Copy each line below that contains "time".

**ENTRIES SUPPLIED**
◆ ◆ ◆

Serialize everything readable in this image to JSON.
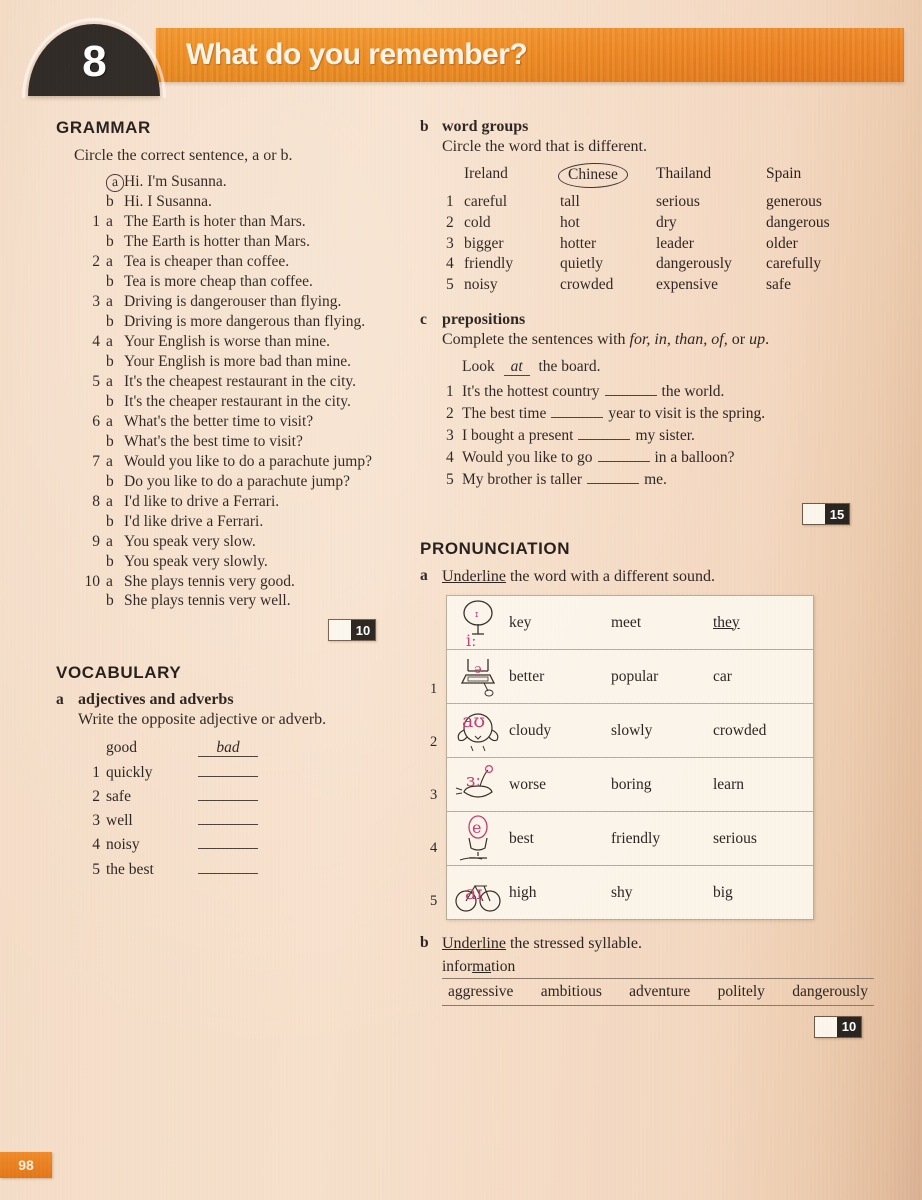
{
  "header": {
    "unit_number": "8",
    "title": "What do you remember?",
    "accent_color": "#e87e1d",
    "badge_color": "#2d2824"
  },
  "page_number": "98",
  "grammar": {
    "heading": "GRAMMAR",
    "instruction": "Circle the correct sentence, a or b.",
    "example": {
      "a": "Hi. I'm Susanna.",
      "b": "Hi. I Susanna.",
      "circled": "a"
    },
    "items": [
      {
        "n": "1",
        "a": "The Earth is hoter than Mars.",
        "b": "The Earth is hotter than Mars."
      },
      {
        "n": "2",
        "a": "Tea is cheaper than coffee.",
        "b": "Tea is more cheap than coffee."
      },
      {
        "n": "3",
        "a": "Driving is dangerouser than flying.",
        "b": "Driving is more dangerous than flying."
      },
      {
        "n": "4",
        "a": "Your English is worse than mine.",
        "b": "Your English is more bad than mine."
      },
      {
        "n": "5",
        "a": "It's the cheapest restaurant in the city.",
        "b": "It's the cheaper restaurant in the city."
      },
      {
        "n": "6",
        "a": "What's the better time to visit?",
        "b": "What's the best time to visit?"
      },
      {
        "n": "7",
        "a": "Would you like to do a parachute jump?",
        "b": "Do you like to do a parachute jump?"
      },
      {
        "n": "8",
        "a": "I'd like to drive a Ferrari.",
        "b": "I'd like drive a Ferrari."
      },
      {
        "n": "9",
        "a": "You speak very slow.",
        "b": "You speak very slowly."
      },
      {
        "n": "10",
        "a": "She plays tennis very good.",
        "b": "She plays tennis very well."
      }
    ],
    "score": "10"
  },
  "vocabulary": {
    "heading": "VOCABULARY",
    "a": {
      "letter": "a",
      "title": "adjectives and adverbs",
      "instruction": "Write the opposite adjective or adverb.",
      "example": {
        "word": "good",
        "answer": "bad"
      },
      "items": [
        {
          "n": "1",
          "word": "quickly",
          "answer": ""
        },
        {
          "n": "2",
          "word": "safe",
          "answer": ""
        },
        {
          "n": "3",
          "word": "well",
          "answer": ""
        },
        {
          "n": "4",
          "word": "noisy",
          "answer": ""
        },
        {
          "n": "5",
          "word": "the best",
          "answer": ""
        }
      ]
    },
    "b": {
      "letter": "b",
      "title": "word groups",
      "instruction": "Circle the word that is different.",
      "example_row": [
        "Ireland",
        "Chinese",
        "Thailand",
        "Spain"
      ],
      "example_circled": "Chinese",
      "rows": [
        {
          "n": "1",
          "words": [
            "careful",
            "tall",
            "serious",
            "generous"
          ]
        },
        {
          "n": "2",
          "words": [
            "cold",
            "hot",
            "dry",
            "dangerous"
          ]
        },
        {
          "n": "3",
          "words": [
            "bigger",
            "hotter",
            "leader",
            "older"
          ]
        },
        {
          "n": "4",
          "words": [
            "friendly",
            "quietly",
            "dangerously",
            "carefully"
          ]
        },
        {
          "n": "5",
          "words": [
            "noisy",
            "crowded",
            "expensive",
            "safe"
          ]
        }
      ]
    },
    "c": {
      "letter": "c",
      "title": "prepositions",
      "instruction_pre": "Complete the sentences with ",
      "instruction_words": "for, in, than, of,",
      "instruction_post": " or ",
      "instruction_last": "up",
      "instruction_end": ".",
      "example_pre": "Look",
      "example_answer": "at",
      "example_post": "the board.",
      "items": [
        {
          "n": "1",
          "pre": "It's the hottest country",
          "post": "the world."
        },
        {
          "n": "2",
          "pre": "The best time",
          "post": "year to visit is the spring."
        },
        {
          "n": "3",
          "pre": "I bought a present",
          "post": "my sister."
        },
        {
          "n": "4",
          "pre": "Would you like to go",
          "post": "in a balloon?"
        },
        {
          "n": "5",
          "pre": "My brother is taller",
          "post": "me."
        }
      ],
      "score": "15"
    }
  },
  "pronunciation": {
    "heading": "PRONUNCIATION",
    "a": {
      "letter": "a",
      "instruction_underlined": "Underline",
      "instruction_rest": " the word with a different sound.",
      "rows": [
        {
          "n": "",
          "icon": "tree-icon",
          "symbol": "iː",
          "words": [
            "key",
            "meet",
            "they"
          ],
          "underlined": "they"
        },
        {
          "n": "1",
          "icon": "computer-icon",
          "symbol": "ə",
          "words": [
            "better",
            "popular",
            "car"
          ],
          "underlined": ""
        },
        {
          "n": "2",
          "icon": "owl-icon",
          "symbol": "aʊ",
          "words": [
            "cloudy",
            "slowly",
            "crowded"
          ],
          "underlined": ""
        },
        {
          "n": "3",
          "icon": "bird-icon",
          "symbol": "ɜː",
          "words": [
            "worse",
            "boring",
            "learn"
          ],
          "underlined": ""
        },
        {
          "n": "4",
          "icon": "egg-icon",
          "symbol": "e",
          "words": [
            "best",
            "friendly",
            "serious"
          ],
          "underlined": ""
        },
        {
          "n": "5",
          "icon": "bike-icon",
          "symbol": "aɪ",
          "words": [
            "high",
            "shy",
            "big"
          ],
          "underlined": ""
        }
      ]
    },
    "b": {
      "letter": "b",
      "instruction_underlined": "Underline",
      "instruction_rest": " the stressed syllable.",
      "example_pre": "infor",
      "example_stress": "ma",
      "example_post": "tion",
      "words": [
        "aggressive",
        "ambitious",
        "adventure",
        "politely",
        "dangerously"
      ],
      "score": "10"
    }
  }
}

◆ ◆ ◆

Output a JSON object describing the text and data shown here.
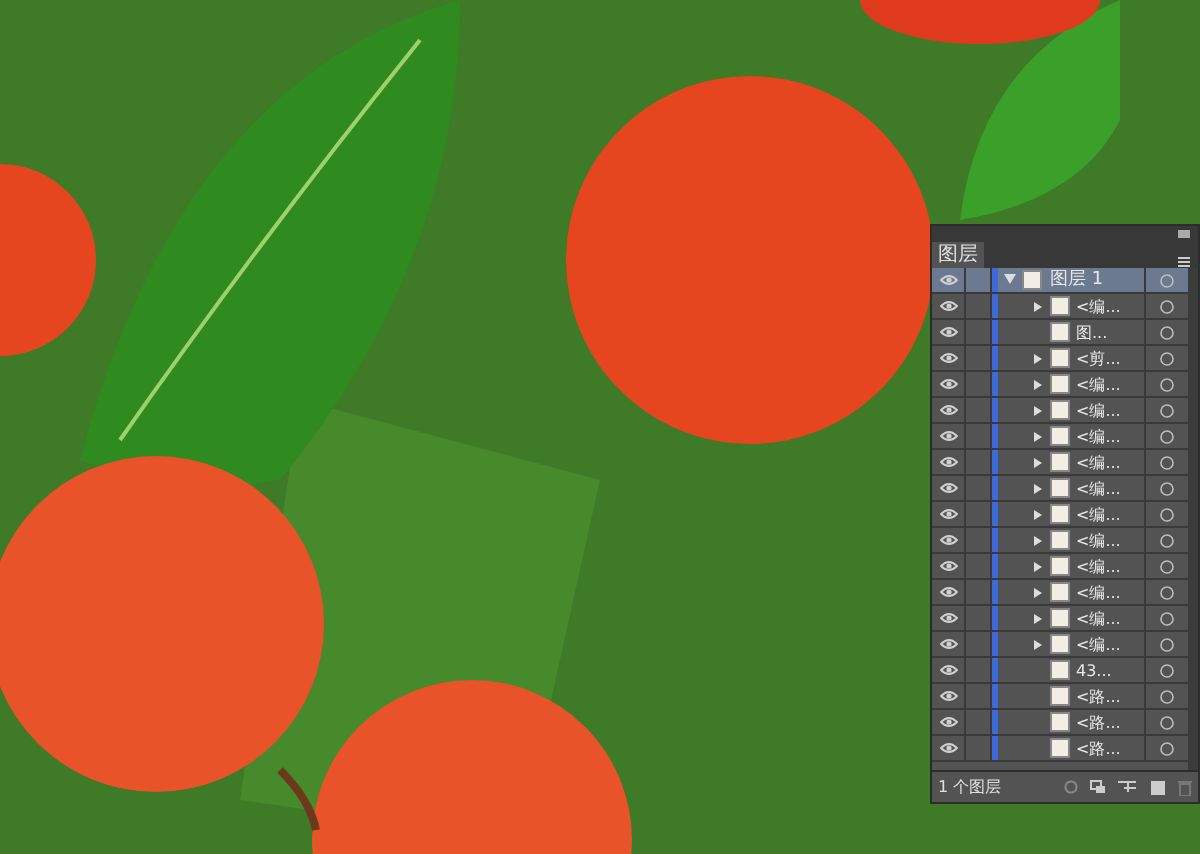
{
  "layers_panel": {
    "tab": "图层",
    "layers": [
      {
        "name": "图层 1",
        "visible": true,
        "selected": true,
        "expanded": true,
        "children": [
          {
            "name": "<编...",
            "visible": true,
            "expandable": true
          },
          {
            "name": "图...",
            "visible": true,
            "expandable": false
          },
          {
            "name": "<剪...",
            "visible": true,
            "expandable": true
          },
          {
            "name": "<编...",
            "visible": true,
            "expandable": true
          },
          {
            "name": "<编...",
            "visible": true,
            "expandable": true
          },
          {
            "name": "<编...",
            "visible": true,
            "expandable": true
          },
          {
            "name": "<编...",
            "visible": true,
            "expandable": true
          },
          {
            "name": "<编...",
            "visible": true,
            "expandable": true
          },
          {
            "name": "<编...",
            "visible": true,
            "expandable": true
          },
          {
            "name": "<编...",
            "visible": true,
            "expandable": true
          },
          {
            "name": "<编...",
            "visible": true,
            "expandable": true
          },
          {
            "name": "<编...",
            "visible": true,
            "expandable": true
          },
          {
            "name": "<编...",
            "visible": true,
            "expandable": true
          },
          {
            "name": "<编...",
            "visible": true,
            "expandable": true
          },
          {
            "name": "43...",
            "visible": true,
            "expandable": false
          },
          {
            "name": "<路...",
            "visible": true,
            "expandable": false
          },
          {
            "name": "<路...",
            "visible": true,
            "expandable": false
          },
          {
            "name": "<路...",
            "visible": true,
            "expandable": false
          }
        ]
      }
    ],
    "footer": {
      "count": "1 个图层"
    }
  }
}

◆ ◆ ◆

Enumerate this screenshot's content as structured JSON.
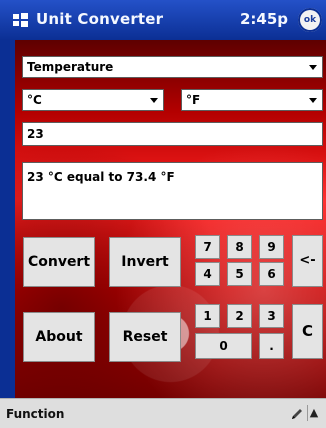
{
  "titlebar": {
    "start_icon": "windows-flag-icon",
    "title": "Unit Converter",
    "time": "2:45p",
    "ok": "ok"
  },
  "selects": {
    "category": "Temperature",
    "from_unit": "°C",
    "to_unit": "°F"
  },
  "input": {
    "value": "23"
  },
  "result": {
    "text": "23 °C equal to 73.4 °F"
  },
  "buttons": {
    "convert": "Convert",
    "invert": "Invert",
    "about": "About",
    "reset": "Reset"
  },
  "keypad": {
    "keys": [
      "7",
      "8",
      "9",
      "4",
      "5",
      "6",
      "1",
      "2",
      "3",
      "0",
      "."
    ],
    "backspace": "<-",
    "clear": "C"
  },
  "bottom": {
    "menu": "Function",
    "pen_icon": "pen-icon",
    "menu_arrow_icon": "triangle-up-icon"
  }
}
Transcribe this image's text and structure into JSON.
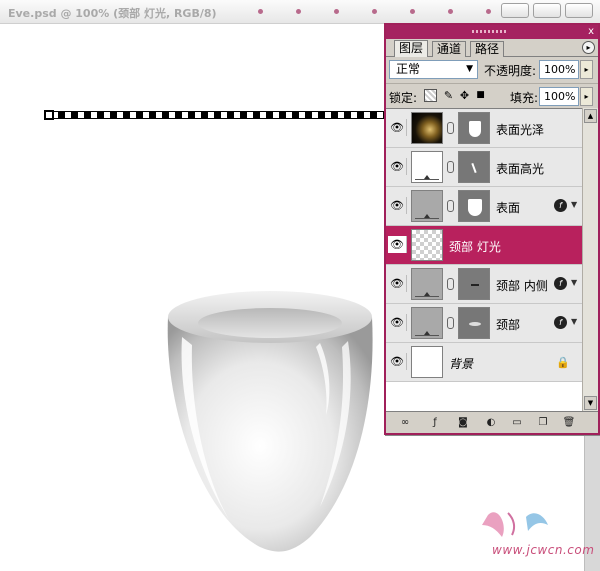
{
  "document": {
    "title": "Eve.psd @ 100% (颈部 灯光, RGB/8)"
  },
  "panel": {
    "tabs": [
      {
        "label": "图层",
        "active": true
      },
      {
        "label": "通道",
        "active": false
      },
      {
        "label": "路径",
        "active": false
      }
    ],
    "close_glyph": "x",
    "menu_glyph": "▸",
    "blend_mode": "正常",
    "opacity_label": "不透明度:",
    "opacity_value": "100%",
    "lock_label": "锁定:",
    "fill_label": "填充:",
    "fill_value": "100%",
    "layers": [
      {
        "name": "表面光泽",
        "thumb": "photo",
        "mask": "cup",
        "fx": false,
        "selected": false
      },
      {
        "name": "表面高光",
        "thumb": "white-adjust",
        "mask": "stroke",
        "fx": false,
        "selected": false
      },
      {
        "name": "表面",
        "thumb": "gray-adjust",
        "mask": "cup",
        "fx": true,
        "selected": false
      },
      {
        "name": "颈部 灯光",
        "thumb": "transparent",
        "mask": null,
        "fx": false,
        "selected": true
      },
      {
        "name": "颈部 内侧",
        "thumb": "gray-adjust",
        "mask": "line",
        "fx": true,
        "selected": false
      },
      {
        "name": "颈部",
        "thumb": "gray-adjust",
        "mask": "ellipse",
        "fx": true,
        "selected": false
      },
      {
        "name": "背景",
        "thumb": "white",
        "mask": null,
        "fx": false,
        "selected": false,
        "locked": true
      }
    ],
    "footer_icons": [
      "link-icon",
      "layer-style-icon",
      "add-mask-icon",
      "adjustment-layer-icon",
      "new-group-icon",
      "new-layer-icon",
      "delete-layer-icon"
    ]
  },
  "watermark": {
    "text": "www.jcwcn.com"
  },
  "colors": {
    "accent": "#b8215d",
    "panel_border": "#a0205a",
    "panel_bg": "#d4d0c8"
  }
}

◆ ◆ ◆

**RESULT**
        "a": "What's the better time to visit?",
        "b": "What's the best time to visit?"
          "pre": "The best time",
    "time": "2:45p",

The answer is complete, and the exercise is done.